To what extent and in what way are you relying on training?
Acimga has always been very active in terms of training, collecting requests directly expressed from its membership base. This year, among other things, we are fielding courses for technical maintenance workers, which the sector is in great need of, filling a gap in the school circuit, we are also organizing courses on the use of the new "social" business communication channel tools. At the San Zeno Institute in Verona, in collaboration with Atif, we are also setting up a technology center that will allow us to carry out tests and trials of new materials and new tools developed by companies and specialisation groups nurtured under the wing of sector associations.
How is the program for internationalising Acimga progressing? How are your associate members responding?
This commitment is perhaps the most "visible" part of our institutional activity. It aboveall goes by way of attendance at trade fairs and this year has already rendered excellent results with the collective organised at Ambalaj Eurasia in Istanbul last September and Upak-Italia earlier this year.
The other events in which we are fully involved in 2013 are the FTA (Flexographic Technical Association) forum, to be held from April 28th to May 1st in California, to be attended by top manufacturers from the world over; the upcoming China Print, where we have organized a collective in Hall 3 including the finest names in the Italian sector industry; the big K, Duesseldorf at the end of October.
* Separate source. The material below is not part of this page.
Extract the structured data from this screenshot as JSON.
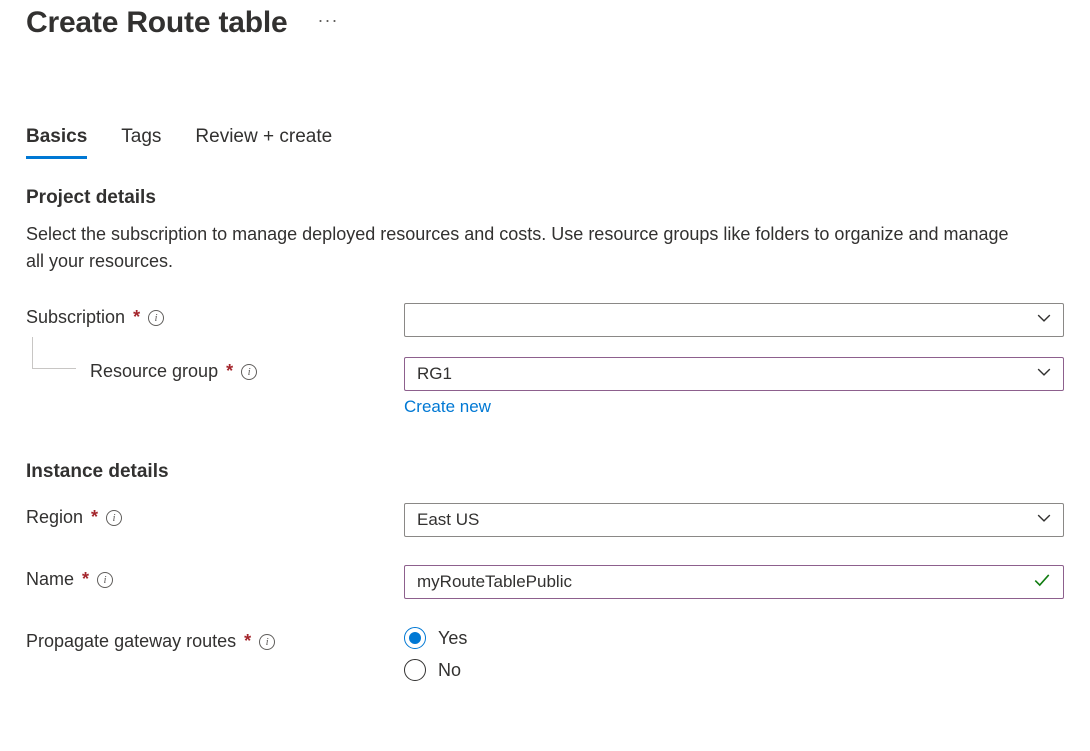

Lastly, in collaboration with ICE, we are organizing B2B workshops in high growth areas in the Maghreb, the Middle East and Eastern Europe.
But now the attention of our associates is focussed on Converflex-Grafitalia. At Grafitalia 2013, as we know, many great foreign names will be missing (something which many of their own Italian branches do not go along with), while Converflex remains the fine, solid trade fair that has emerged over time across Europe and beyond. The event this year is animated by a lively offer along with the simultaneous organization of visits to factories and works. But also by other initiatives of great interest, such as the buyers collectives from South America and China. Acimga has also organized, along with FMCG and Assografici, a conference entitled "From the shelf to the table", dedicated to the contribution of printing to product’s success.                                 

Converflex-Grafitalia: the expectations
 The 2013 edition of Grafitalia and Converflex (Milano-Rho, 7-11th May 2013) encourages the legitimate expectations of business. The pre-bookings have become truly numerous with the approach of the event, and all bodes well for a large turnout of operators. The event, which has become credited in time as a showcase of technologies and solutions of the highest level at the same time, constitutes a "high potential" opportunity for the growth and development of businesses in the sector. The international nature of the Milan show has always been one of its strengths, that this year too is supported by the "Buyer's Programme" developed by Centrexpo in collaboration with ICE-Ministry of Economic Development.
According to information gathered during the last edition in 2009, the two fairs are in fact mostly visited by purchasing decision makers, which underlines  its international nature.
Well identified too the sectors of origin. In 2009 Grafitalia saw a strong turnout of digital and large-format printers and communications specialists – agencies and graphics experts particularly interested in digital technologies.
As for Converflex, in 2009 was visited for a third by packaging converters and another 25% by flat and corrugated cardboard converters.